At the population level, chytrid fungus outbreaks have been associated with local and possible species extinctions in Australia, Central America, and the United States. For example, in 2004 chytrid fungus prevalence in parts of Panama increased from 0 to nearly 60% over approximately 4 months, with concomitant declines in amphibian density and diversity of over 80% and 60%, respectively. B. dendrobatidis is thought to thrive in cool, moist habitats. This has been used to argue that cooling trends observed in parts of Central America are driving chytrid-induced amphibian extinctions in these regions.
Distribution: One explanation for the recent emergence of chytridiomycosis in amphibians, the "novel pathogen hypothesis", is that B. dendrobatidis existed historically as a locally distributed pathogen that only recently was spread to new regions. Alternatively, the "endemic pathogen hypothesis" posits that the chytrid fungus was historically widespread but that recent environmental change (e.g., climate change, pollutants, habitat degradation) altered its pathogenicity. The relative importance of these two mechanisms is currently a source of debate. Low genetic diversity among geographically distant B. dendrobatidis strains is consistent with the first hypothesis, but synchronicity of chytrid fungus outbreaks in disparate, intact habitats supports the latter hypothesis.

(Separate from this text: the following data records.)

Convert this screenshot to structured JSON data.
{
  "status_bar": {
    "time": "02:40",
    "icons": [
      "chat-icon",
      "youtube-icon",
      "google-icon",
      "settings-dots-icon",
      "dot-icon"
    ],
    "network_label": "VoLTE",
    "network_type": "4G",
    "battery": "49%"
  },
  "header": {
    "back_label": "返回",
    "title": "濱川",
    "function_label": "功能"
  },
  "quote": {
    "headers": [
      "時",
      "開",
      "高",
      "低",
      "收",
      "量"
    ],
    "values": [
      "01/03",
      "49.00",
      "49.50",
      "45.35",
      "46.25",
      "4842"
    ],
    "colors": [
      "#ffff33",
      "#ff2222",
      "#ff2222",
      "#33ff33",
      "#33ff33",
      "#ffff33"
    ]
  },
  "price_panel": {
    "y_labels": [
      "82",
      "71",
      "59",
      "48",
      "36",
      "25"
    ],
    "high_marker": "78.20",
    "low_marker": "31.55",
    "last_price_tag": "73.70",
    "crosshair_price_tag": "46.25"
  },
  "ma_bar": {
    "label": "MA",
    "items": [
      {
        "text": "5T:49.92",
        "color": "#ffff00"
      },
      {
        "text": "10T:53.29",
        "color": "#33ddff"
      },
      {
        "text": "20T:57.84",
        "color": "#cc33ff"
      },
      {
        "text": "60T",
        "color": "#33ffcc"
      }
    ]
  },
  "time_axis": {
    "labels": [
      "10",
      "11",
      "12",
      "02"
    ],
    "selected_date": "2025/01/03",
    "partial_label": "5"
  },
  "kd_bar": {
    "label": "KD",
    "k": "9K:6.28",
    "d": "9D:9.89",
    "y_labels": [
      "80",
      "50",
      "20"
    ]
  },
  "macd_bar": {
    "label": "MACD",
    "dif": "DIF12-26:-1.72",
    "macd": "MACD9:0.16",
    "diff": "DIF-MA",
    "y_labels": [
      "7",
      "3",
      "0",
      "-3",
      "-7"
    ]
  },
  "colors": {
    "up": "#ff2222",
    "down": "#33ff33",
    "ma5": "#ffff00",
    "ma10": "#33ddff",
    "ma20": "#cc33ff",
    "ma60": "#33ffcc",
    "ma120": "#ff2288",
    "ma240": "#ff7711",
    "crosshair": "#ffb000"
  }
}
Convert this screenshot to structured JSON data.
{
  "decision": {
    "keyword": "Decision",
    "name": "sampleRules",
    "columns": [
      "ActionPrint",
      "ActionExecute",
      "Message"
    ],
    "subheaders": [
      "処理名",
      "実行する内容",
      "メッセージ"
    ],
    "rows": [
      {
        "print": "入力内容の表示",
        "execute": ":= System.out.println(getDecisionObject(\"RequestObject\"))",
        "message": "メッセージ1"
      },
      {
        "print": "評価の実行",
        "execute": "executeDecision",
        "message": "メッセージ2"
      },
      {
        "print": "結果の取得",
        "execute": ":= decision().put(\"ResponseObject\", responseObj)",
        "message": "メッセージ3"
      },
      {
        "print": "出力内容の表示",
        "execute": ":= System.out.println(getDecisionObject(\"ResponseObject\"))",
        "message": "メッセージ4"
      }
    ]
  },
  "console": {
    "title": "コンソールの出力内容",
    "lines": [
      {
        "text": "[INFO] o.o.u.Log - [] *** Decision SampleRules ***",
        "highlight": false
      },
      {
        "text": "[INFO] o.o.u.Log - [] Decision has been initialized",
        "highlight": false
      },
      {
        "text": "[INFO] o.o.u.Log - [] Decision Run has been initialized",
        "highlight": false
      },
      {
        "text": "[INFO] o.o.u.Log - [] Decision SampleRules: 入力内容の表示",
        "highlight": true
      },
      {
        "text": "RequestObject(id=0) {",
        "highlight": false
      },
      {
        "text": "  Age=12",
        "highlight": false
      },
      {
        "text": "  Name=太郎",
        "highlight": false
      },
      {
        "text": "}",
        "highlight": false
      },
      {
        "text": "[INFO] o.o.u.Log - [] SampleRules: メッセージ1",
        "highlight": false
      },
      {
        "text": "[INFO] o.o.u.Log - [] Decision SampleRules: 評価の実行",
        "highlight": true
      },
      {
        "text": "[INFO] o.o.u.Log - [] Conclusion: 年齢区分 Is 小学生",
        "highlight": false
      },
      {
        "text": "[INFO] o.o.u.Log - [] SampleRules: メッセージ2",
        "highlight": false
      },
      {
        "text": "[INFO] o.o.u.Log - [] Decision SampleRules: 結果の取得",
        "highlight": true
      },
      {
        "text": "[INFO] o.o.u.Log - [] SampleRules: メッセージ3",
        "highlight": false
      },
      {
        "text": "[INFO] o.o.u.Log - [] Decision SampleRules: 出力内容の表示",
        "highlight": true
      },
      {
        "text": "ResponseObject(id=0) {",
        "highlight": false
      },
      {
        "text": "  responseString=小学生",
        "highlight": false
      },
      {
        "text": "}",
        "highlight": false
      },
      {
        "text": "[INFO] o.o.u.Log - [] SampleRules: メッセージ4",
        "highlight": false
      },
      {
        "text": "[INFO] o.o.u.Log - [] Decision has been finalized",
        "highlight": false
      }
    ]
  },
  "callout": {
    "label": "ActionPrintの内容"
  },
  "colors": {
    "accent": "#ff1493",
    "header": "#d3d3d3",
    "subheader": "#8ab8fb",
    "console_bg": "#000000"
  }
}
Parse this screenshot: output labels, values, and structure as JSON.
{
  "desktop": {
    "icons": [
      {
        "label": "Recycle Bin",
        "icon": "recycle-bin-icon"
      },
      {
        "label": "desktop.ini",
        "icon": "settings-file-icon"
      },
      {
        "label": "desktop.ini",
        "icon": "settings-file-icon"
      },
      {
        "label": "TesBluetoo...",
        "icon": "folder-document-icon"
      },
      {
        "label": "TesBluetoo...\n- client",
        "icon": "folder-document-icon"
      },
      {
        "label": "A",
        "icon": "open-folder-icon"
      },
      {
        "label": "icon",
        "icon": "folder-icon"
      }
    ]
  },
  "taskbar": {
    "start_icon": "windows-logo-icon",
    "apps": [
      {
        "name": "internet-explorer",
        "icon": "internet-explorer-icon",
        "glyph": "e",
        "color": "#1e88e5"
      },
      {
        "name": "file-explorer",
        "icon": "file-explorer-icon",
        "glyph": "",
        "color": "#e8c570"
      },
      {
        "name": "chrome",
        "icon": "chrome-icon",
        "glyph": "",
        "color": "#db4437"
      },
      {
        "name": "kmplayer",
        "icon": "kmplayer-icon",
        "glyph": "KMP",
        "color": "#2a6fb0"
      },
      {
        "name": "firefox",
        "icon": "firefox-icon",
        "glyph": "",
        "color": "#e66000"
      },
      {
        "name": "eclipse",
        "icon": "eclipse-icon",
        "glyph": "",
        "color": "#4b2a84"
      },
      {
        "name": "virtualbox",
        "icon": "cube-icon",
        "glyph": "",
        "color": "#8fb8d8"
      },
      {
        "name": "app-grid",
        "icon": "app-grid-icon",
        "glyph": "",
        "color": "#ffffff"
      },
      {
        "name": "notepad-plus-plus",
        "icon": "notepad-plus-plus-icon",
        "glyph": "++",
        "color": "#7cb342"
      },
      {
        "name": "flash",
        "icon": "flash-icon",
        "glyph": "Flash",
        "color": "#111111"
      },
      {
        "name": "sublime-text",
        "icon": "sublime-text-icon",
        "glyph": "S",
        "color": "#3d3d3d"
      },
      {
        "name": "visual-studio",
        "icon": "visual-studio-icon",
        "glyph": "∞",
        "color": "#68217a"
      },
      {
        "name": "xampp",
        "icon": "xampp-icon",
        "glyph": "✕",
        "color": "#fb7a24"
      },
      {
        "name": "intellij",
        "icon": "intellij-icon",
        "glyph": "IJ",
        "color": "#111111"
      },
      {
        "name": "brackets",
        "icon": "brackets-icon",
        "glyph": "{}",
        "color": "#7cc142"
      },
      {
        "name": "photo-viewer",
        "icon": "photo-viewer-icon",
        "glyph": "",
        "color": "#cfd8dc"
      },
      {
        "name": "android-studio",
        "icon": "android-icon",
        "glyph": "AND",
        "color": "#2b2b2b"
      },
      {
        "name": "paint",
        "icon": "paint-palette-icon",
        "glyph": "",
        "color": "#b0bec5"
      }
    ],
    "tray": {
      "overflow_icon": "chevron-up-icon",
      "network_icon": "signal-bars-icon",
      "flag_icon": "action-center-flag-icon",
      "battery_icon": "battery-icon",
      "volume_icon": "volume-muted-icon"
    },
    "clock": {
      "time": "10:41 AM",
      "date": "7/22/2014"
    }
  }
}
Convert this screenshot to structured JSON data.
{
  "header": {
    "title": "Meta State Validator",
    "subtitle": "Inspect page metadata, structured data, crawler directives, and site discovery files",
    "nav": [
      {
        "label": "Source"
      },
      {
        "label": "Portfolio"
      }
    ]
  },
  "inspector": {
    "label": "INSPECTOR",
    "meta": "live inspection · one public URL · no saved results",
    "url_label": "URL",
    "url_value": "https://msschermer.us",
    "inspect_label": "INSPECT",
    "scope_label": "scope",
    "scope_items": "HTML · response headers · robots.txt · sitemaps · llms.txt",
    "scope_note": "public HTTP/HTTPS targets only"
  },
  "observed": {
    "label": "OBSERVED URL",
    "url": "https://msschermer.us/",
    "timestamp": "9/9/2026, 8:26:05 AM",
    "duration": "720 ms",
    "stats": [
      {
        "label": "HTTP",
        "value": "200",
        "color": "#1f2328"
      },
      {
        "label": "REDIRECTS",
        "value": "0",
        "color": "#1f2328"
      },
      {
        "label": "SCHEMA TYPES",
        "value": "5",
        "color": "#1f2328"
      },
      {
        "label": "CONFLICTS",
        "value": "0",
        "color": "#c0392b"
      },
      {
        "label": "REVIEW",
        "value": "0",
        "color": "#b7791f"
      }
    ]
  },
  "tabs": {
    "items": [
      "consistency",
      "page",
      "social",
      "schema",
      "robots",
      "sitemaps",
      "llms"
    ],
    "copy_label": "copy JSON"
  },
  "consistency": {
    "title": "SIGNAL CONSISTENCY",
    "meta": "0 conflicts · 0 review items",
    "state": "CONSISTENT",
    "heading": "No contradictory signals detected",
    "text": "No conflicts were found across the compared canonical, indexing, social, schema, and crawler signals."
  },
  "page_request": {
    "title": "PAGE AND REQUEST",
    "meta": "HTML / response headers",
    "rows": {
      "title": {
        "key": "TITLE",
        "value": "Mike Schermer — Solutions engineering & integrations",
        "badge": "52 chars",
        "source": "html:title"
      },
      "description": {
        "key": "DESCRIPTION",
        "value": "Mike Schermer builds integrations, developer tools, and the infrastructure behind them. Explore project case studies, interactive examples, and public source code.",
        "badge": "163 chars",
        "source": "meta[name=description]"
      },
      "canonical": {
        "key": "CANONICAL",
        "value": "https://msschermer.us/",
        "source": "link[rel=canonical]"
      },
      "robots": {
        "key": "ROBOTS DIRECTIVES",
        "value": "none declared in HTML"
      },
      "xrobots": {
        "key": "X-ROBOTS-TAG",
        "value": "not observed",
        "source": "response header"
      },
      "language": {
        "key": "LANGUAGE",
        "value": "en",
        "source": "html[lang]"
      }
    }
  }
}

The first described outbreaks of chytrid fungus occurred in 1998 in both Australia and Central America. Since then B. dendrobatidisinfections have been documented throughout the Americas, including Mexico and the U.S., Europe, and most recently in Southeast Asia.
The oldest known chytrid fungus infections are from museum specimens of African clawed frogs (Xenopus laevis) collected in 1938. These specimens have been used to argue for an African origin for B. dendrobatidis. It is believed that the chytrid was then spread to other continents in the 1960s and 70s through commercial trade of these African frogs.
Research: The link between chytridiomycosis and amphibian decline is an active area of research worldwide. The genome of B. dendrobatidis has been sequenced, which should prove useful for identifying the origin, mechanisms of virulence, and potential control methods for this pathogen. University of California researchers have been studying this pathogen for several years, especially the impacts of chytrid fungus on populations of the mountain yellow legged frog (Rana muscosa) in the Sierra Nevada Mountains in California. This once abundant alpine frog has undergone severe declines in recent years, with numerous local die-offs. Research is being conducted on the spatial epidemiology of disease in R. muscosa, to understand why some local populations persist whereas others go extinct. Projects include identifying the modes of pathogen spread, impacts of outbreaks on alpine food webs, and the population genetic consequences of outbreaks for frogs. With regard to frog population and disease management, experiments include evaluating the efficacy of anti-fungal treatments and the feasibility of reintroducing frogs into previous outbreak areas.